:: Work request ::
The records below are to be copied exactly, with every picture left out.

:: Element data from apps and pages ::

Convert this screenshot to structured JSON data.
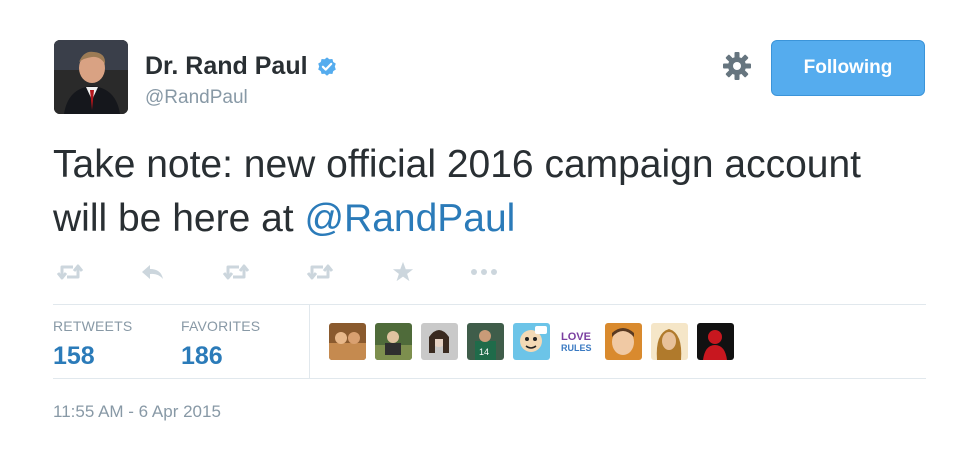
{
  "user": {
    "name": "Dr. Rand Paul",
    "handle": "@RandPaul",
    "verified": true
  },
  "follow_button": {
    "label": "Following"
  },
  "tweet": {
    "text": "Take note: new official 2016 campaign account will be here at ",
    "mention": "@RandPaul"
  },
  "actions": [
    {
      "icon": "retweet-icon"
    },
    {
      "icon": "reply-icon"
    },
    {
      "icon": "retweet-icon"
    },
    {
      "icon": "retweet-icon"
    },
    {
      "icon": "star-icon"
    },
    {
      "icon": "more-icon"
    }
  ],
  "stats": {
    "retweets_label": "RETWEETS",
    "retweets_value": "158",
    "favorites_label": "FAVORITES",
    "favorites_value": "186"
  },
  "favoriter_avatars": [
    {
      "icon": "user-avatar-1"
    },
    {
      "icon": "user-avatar-2"
    },
    {
      "icon": "user-avatar-3"
    },
    {
      "icon": "user-avatar-4"
    },
    {
      "icon": "user-avatar-5"
    },
    {
      "icon": "user-avatar-love-rules",
      "text": "LOVE RULES"
    },
    {
      "icon": "user-avatar-7"
    },
    {
      "icon": "user-avatar-8"
    },
    {
      "icon": "user-avatar-9"
    }
  ],
  "timestamp": "11:55 AM - 6 Apr 2015",
  "colors": {
    "link": "#2b7bb9",
    "button": "#55acee",
    "muted": "#8899a6",
    "text": "#292f33",
    "icon": "#ccd6dd"
  }
}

:: Written response ::
Convert this screenshot to structured JSON data.
{
  "user": {
    "name": "Dr. Rand Paul",
    "handle": "@RandPaul",
    "verified": true
  },
  "follow_button": {
    "label": "Following"
  },
  "tweet": {
    "text": "Take note: new official 2016 campaign account will be here at ",
    "mention": "@RandPaul"
  },
  "actions": [
    {
      "icon": "retweet-icon"
    },
    {
      "icon": "reply-icon"
    },
    {
      "icon": "retweet-icon"
    },
    {
      "icon": "retweet-icon"
    },
    {
      "icon": "star-icon"
    },
    {
      "icon": "more-icon"
    }
  ],
  "stats": {
    "retweets_label": "RETWEETS",
    "retweets_value": "158",
    "favorites_label": "FAVORITES",
    "favorites_value": "186"
  },
  "favoriter_avatars": [
    {
      "icon": "user-avatar-1"
    },
    {
      "icon": "user-avatar-2"
    },
    {
      "icon": "user-avatar-3"
    },
    {
      "icon": "user-avatar-4"
    },
    {
      "icon": "user-avatar-5"
    },
    {
      "icon": "user-avatar-love-rules",
      "text": "LOVE RULES"
    },
    {
      "icon": "user-avatar-7"
    },
    {
      "icon": "user-avatar-8"
    },
    {
      "icon": "user-avatar-9"
    }
  ],
  "timestamp": "11:55 AM - 6 Apr 2015",
  "colors": {
    "link": "#2b7bb9",
    "button": "#55acee",
    "muted": "#8899a6",
    "text": "#292f33",
    "icon": "#ccd6dd"
  }
}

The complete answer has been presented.